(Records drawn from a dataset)
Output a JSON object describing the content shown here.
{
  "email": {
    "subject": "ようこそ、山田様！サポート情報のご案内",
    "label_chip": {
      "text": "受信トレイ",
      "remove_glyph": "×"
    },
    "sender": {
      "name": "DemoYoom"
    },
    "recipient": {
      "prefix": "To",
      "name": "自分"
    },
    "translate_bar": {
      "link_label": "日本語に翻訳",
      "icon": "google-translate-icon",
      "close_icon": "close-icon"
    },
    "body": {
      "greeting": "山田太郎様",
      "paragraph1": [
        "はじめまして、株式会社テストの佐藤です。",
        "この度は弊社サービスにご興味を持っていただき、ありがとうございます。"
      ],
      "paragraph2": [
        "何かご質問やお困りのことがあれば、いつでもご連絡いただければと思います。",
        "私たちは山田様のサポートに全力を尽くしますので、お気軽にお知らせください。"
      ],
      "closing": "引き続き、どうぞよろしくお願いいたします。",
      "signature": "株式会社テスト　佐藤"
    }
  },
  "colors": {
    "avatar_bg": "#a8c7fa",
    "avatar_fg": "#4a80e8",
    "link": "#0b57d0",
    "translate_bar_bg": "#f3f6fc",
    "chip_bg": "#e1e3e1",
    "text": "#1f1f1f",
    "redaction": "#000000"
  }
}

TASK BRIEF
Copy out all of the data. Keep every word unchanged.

RESULT OF THE TASK
Output a JSON object describing the content shown here.
{
  "email": {
    "subject": "ようこそ、山田様！サポート情報のご案内",
    "label_chip": {
      "text": "受信トレイ",
      "remove_glyph": "×"
    },
    "sender": {
      "name": "DemoYoom"
    },
    "recipient": {
      "prefix": "To",
      "name": "自分"
    },
    "translate_bar": {
      "link_label": "日本語に翻訳",
      "icon": "google-translate-icon",
      "close_icon": "close-icon"
    },
    "body": {
      "greeting": "山田太郎様",
      "paragraph1": [
        "はじめまして、株式会社テストの佐藤です。",
        "この度は弊社サービスにご興味を持っていただき、ありがとうございます。"
      ],
      "paragraph2": [
        "何かご質問やお困りのことがあれば、いつでもご連絡いただければと思います。",
        "私たちは山田様のサポートに全力を尽くしますので、お気軽にお知らせください。"
      ],
      "closing": "引き続き、どうぞよろしくお願いいたします。",
      "signature": "株式会社テスト　佐藤"
    }
  },
  "colors": {
    "avatar_bg": "#a8c7fa",
    "avatar_fg": "#4a80e8",
    "link": "#0b57d0",
    "translate_bar_bg": "#f3f6fc",
    "chip_bg": "#e1e3e1",
    "text": "#1f1f1f",
    "redaction": "#000000"
  }
}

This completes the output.